"Seriously, if I looked at all the things that have been said about me I'd be mentally deranged," Ms Bishop said.
"For heaven's sake, politics is a hard, tough game and if that's the harshest thing, Fiona, that anyone ever says to you, you are blessed."
Ms Bishop conceded, however, that the Liberal party does have a "problem with women right now".
"I was the first woman to be elected to the senate in New South Wales from any political party. It took 94 years.
"I am the only woman in the country's history to have been a member, a senator, a minister and a speaker, and I didn't get there by being hideously offended when somebody said something nasty to me. It is not a place for wilting violets," Ms Bishop said.
Back in 2013, when Ms Scott's mother heard about the comments while driving and listening to the radio, she was so "devastated" she nearly ran off the road.
"My mum invested her life into her children so that we would go to university and we would do better than they did, and she worked so we could have every opportunity and here's her little girl and someone said something that sexually objectified her and that upset my mum," she said said on Paul Murray LIVE.
Four years on, she says her mother is still angry about it.
"All that stuff about you [Fiona] being pigeon-holed because Tony said you had sex appeal is rubbish. Don't perpetuate it," Ms Bishop said on the panel.
It comes at a time when 18 of 84 Liberals in the federal Parliament are women.
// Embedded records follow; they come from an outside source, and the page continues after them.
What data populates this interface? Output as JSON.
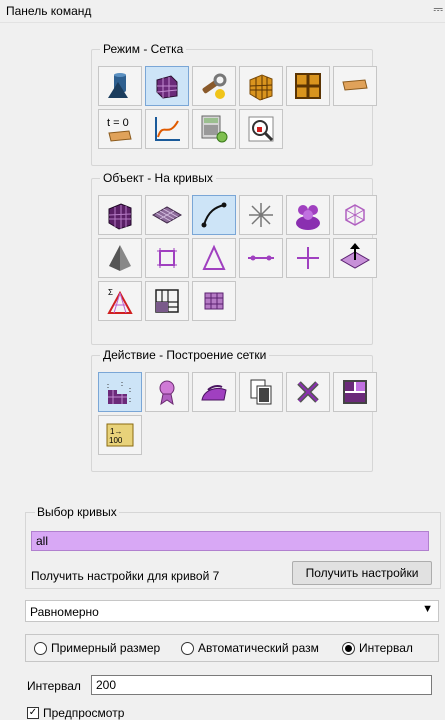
{
  "panel": {
    "title": "Панель команд"
  },
  "mode_group": {
    "label": "Режим - Сетка"
  },
  "object_group": {
    "label": "Объект - На кривых"
  },
  "action_group": {
    "label": "Действие - Построение сетки"
  },
  "mode_icons": [
    "geometry-icon",
    "mesh-icon",
    "tools-icon",
    "volume-mesh-icon",
    "grid-icon",
    "boundary-condition-icon",
    "time-zero-icon",
    "plot-icon",
    "calculator-icon",
    "zoom-icon"
  ],
  "object_icons": [
    "volume-icon",
    "surface-icon",
    "curve-icon",
    "vertex-star-icon",
    "group-icon",
    "node-icon",
    "pyramid-icon",
    "quad-element-icon",
    "triangle-element-icon",
    "edge-element-icon",
    "node-element-icon",
    "normal-icon",
    "sideset-icon",
    "mesh-block-icon",
    "grid-table-icon"
  ],
  "action_icons": [
    "mesh-curve-icon",
    "award-icon",
    "iron-icon",
    "copy-mesh-icon",
    "delete-mesh-icon",
    "layout-icon",
    "interval-icon"
  ],
  "interval_icon_text": "1→\n100",
  "time_icon_text": "t = 0",
  "curve_selection": {
    "label": "Выбор кривых",
    "value": "all",
    "get_text": "Получить настройки для кривой 7",
    "get_button": "Получить настройки"
  },
  "scheme": {
    "value": "Равномерно"
  },
  "radios": [
    {
      "label": "Примерный размер",
      "checked": false
    },
    {
      "label": "Автоматический разм",
      "checked": false
    },
    {
      "label": "Интервал",
      "checked": true
    }
  ],
  "interval": {
    "label": "Интервал",
    "value": "200"
  },
  "preview": {
    "label": "Предпросмотр",
    "checked": true
  },
  "colors": {
    "accent": "#cde4f7",
    "selection_field": "#d8a8f5"
  }
}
According to The Australian Financial Times it is "the lowest figure in 20 years".